However, the wide range of responses to the level of discount needed suggests that students understand the financial position universities are in, and don’t expect huge tuition discounts.
It may be worthwhile to consider whether your institution should adjust its tuition fees in the upcoming academic year, mapping out various tuition schemes based on what education delivery students might receive.
While the global coronavirus crisis is constantly shifting and it’s hard to plan ahead, come up with a few different scenarios for course delivery that might eventuate and determine the tuition fees students should pay for each option.
Then, clearly communicate these options to students so they can make informed decisions about value for money, online learning, and the benefits of enrolling.
It’s also important to provide ongoing updates and information to students on changes to application deadlines, entry requirements, and exam alternatives so that students aren’t left in the dark.
By regularly and effectively communicating this information, your institution will be able to become a trusted source for prospective students and provide them with the tools they need to successfully apply.
To be more targeted in your recruitment approach, try to tailor your recruitment strategies to the regions you are reaching out to.
Examine the different attitudes and perspectives of international students (and how they’re responding to the coronavirus crisis) in each region and adjust your recruitment initiatives accordingly.

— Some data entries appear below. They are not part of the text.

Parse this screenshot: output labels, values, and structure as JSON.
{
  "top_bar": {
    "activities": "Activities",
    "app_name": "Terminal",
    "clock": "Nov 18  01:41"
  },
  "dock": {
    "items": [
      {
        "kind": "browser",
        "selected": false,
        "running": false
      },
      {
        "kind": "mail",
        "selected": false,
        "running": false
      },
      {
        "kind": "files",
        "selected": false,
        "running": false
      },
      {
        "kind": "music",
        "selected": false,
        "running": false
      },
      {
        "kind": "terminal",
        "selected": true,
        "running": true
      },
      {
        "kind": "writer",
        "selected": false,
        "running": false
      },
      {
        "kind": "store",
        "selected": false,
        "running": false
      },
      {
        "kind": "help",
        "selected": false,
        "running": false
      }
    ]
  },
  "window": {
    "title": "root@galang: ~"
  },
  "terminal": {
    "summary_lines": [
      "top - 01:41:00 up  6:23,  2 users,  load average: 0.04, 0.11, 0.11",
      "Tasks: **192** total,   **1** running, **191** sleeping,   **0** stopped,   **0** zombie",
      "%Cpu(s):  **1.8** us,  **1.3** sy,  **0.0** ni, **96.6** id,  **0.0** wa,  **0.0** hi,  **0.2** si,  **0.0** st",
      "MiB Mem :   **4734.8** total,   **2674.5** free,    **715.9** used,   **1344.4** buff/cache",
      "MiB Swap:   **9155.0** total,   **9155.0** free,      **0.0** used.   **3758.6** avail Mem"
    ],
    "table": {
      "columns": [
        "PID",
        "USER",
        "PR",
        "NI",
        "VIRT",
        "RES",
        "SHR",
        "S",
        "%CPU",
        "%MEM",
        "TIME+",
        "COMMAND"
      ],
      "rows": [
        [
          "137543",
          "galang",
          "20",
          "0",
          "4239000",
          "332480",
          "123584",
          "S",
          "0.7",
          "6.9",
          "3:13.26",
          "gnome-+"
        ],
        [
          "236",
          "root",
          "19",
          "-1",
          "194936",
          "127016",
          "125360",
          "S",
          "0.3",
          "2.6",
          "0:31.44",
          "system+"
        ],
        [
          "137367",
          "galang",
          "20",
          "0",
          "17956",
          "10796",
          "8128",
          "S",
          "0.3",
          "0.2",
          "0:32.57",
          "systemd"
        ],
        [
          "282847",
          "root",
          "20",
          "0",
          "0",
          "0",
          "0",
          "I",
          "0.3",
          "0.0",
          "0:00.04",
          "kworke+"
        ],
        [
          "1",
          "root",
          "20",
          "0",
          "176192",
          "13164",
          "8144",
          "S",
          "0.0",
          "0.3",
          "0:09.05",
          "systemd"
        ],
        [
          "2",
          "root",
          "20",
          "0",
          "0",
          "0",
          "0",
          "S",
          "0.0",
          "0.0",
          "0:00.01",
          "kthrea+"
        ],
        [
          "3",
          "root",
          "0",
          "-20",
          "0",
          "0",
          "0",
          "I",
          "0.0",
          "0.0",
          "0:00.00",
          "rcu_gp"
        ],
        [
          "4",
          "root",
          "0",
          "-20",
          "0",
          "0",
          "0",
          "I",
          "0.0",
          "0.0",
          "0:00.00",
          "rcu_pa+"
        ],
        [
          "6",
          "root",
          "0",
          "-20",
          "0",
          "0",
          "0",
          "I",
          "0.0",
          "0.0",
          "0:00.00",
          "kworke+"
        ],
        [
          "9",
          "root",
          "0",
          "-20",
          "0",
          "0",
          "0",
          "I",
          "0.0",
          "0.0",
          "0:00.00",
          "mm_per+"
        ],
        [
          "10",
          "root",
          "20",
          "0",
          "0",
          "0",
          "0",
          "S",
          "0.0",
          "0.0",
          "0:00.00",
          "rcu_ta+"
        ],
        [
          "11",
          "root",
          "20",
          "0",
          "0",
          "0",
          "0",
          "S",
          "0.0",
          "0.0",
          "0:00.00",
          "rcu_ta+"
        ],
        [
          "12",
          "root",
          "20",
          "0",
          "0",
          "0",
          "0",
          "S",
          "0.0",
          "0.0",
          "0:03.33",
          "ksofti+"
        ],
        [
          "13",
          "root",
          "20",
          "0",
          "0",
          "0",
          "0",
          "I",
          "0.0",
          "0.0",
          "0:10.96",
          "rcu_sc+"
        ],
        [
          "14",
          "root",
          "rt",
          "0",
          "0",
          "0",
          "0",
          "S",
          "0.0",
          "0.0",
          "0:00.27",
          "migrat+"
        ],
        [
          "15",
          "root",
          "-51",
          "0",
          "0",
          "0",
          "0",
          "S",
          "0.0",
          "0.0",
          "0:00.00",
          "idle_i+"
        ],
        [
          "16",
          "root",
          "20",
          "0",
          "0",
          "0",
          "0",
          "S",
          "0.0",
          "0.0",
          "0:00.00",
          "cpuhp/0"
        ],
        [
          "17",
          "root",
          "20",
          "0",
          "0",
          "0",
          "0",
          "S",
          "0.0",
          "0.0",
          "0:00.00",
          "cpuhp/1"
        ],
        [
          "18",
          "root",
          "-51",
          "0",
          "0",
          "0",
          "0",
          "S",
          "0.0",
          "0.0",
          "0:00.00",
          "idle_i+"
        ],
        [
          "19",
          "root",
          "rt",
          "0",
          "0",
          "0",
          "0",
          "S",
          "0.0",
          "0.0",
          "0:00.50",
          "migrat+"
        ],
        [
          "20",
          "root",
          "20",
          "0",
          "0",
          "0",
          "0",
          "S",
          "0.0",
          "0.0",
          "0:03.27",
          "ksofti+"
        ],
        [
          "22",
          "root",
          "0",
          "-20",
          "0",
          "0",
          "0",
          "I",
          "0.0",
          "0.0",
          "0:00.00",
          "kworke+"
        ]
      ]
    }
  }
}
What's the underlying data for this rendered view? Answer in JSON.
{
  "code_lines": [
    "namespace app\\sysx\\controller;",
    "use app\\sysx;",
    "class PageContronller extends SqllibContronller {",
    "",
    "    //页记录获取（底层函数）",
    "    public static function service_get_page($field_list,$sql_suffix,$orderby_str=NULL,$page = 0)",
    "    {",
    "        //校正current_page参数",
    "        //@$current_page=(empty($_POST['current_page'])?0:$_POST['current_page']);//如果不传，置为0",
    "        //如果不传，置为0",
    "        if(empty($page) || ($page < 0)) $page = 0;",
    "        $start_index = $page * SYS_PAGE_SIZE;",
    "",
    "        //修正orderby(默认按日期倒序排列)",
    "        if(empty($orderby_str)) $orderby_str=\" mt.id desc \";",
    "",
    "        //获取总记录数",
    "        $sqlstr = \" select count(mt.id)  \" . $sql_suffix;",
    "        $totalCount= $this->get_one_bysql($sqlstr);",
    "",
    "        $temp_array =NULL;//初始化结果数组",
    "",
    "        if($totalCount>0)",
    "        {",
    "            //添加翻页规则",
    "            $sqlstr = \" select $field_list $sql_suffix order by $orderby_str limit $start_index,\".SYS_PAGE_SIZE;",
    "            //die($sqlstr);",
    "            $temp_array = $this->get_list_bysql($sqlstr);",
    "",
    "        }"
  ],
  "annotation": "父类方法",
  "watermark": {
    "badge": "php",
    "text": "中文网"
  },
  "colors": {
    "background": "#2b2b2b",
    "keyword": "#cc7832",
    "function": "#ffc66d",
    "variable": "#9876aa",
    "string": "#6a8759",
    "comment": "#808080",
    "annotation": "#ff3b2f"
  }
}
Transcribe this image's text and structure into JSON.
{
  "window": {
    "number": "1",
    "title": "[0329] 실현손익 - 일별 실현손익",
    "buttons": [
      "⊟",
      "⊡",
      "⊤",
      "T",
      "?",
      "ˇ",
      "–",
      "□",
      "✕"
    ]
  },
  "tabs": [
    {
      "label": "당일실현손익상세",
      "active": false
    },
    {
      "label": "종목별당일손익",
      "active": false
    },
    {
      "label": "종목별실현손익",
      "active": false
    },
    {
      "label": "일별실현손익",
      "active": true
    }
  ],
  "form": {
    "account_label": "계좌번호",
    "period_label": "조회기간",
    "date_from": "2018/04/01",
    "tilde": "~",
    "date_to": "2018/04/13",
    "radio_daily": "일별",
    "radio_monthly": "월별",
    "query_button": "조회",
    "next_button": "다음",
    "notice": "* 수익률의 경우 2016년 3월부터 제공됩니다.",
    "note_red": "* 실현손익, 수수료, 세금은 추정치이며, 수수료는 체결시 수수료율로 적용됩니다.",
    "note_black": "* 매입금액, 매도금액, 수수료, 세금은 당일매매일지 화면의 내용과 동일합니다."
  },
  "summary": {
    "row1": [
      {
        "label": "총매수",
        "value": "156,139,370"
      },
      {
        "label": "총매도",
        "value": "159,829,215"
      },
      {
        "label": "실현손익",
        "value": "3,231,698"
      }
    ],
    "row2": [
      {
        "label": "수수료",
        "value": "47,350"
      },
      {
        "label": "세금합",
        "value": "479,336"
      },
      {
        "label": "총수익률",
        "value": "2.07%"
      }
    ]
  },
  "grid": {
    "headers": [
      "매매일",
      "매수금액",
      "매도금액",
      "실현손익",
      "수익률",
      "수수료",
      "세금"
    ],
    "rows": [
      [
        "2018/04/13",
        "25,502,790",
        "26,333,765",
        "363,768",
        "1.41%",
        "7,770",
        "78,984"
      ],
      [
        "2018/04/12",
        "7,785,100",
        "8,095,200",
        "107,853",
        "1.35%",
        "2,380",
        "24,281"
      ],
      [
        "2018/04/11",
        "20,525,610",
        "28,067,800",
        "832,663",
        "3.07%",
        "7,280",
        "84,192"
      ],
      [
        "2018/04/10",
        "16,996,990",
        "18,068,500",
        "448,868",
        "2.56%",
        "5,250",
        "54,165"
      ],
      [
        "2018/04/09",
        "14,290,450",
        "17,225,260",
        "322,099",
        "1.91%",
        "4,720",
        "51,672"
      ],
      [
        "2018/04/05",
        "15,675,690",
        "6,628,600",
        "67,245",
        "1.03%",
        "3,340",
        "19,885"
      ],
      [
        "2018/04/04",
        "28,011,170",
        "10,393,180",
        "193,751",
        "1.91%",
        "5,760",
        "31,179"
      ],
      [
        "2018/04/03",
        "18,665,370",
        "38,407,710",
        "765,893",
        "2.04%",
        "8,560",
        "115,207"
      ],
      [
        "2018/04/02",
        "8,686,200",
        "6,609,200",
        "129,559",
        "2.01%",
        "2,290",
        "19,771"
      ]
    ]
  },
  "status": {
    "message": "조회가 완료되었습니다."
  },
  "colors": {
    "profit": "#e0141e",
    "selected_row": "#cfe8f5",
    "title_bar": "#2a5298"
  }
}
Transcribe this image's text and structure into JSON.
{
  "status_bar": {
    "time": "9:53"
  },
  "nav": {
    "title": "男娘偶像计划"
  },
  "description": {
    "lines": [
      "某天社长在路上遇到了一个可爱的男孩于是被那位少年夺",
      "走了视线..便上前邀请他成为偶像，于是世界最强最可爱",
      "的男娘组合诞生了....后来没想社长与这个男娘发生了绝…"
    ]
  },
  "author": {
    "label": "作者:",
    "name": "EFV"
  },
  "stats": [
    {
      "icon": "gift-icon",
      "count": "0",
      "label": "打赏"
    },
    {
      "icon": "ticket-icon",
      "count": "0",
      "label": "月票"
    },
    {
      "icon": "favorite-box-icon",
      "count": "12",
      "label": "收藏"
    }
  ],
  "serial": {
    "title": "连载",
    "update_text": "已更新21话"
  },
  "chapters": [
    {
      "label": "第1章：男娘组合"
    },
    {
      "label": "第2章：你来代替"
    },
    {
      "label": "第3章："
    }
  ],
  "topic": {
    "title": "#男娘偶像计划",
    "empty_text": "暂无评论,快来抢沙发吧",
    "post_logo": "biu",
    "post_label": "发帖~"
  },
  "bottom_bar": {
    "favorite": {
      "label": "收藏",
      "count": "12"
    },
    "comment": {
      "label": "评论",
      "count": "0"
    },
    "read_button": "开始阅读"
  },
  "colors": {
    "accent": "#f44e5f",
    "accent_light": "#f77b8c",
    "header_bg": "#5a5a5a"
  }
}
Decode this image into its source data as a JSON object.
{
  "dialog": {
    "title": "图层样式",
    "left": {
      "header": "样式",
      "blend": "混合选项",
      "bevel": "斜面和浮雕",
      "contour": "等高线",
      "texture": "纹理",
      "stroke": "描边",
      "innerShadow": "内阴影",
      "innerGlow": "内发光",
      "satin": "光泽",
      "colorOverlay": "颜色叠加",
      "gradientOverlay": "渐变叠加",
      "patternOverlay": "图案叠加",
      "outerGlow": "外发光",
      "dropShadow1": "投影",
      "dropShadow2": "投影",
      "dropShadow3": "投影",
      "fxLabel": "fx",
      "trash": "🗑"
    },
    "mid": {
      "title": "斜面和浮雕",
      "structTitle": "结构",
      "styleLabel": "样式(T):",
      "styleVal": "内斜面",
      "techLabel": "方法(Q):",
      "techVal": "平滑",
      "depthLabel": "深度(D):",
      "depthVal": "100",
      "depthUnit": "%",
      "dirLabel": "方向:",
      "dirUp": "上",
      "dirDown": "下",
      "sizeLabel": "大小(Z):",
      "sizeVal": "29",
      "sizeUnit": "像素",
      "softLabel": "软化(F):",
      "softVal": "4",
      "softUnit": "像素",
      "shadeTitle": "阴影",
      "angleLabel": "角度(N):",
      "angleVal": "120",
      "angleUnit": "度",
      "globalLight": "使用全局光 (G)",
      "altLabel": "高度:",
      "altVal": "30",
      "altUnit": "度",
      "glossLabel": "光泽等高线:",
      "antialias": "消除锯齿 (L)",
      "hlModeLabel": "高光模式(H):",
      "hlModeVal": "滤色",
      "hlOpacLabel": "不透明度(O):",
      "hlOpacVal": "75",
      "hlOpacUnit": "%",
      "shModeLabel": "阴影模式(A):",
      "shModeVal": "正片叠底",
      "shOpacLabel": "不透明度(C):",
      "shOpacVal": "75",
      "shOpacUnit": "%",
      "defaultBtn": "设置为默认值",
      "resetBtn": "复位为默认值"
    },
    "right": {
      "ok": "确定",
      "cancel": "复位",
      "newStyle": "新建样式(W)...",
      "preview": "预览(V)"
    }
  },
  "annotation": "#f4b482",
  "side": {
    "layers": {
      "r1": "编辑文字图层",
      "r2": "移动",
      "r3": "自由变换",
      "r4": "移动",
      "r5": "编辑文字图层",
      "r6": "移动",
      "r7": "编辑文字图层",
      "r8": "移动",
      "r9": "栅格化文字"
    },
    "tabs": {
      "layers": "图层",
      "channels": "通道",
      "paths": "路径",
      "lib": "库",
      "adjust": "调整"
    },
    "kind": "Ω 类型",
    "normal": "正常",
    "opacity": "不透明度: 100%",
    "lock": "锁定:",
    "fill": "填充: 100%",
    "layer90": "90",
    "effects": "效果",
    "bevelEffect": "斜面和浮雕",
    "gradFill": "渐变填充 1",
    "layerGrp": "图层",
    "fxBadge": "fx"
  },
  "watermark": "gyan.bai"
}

If you’d like specific statistics on how international students in China, India, the European Union, and North America are addressing the coronavirus crisis, download our free white paper: How COVID-19 is Impacting Prospective International Students Across the Globe.